"This person continued to message me into the night while Dee and I were having our final moments with Amiyah".

Source: Jay Windross Facebook.

After being tracked down and interrogated by Victoria Police, Nurhidayah admitted that she did not actually have the phone and had simply seen the offer for a reward and wanted to take advantage of the parents.

Jay said that they "cannot begin to explain the hurt and emptiness we are already feeling, but to get this news has just broken us even more."

The parents also said that they want to see the suspect punished and called her "a pathetic excuse of a human".

Nurhidayah was charged with blackmail for the attempted deception.

Nurhidayah is a Malaysian national and has only been living in Australia since last September. She had been working as an Uber Eats delivery cyclist to support her two children.

Bail has been denied.

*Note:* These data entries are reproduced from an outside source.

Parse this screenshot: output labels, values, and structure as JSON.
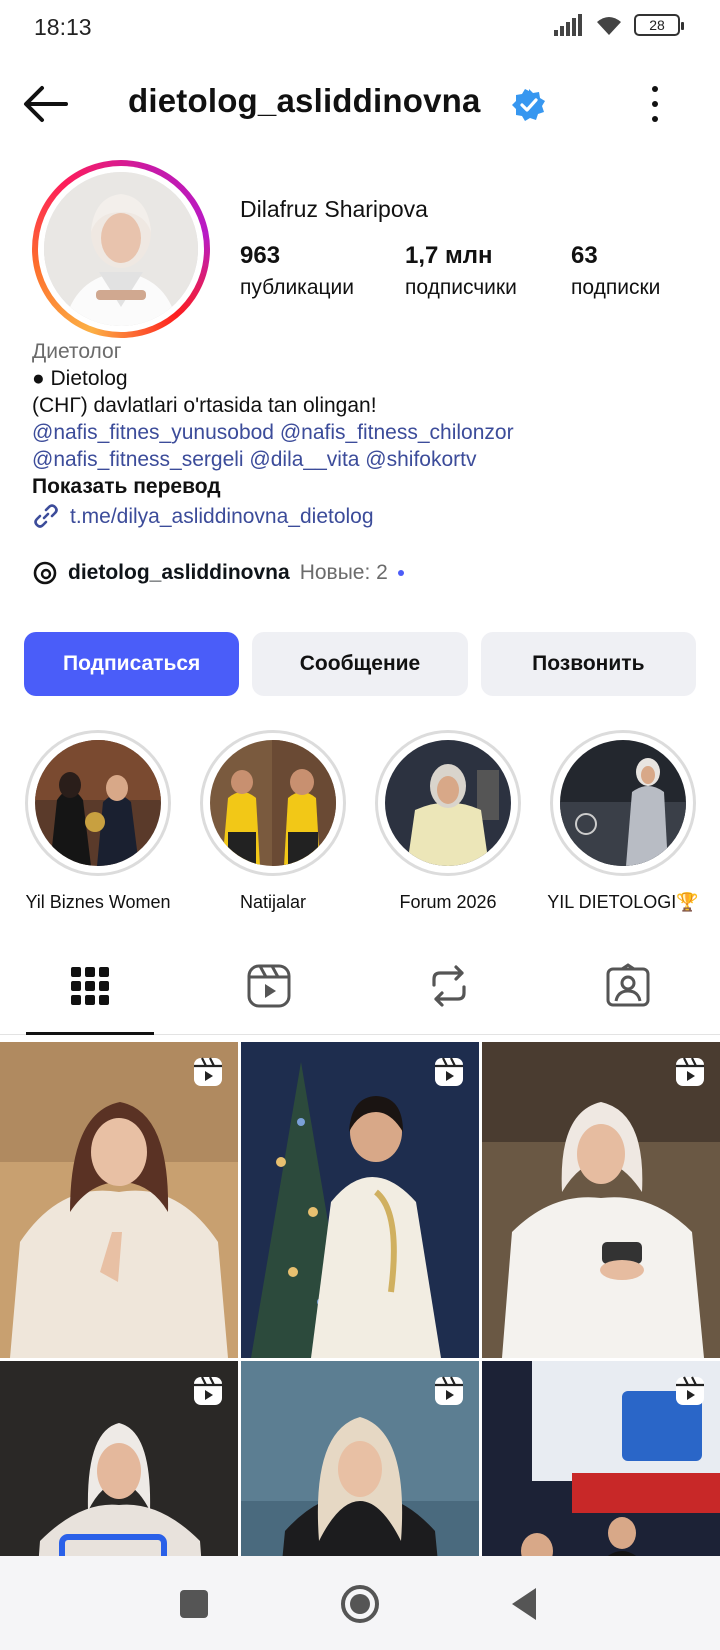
{
  "status_bar": {
    "time": "18:13",
    "battery": "28"
  },
  "header": {
    "username": "dietolog_asliddinovna",
    "back_icon": "arrow-left-icon",
    "more_icon": "more-vertical-icon",
    "verified_icon": "verified-badge-icon"
  },
  "profile": {
    "full_name": "Dilafruz Sharipova",
    "stats": [
      {
        "value": "963",
        "label": "публикации"
      },
      {
        "value": "1,7 млн",
        "label": "подписчики"
      },
      {
        "value": "63",
        "label": "подписки"
      }
    ]
  },
  "bio": {
    "category": "Диетолог",
    "line1": "● Dietolog",
    "line2": " (СНГ) davlatlari o'rtasida tan olingan!",
    "mentions_line1": "@nafis_fitnes_yunusobod @nafis_fitness_chilonzor",
    "mentions_line2": "@nafis_fitness_sergeli @dila__vita @shifokortv",
    "translate": "Показать перевод",
    "link": "t.me/dilya_asliddinovna_dietolog"
  },
  "threads": {
    "handle": "dietolog_asliddinovna",
    "news": "Новые: 2"
  },
  "actions": {
    "follow": "Подписаться",
    "message": "Сообщение",
    "call": "Позвонить"
  },
  "highlights": [
    {
      "label": "Yil Biznes Women"
    },
    {
      "label": "Natijalar"
    },
    {
      "label": "Forum 2026"
    },
    {
      "label": "YIL DIETOLOGI🏆"
    }
  ],
  "tabs": [
    {
      "name": "grid-icon"
    },
    {
      "name": "reels-icon"
    },
    {
      "name": "reposts-icon"
    },
    {
      "name": "tagged-icon"
    }
  ],
  "colors": {
    "accent": "#4a5df9",
    "mention": "#3c4c9a",
    "muted": "#6b6b6b"
  }
}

She will front court again tomorrow for a filing hearing.

The Windross' mobile phone still has not been located and the parents have reasserted that no questions will be asked if it is returned to them.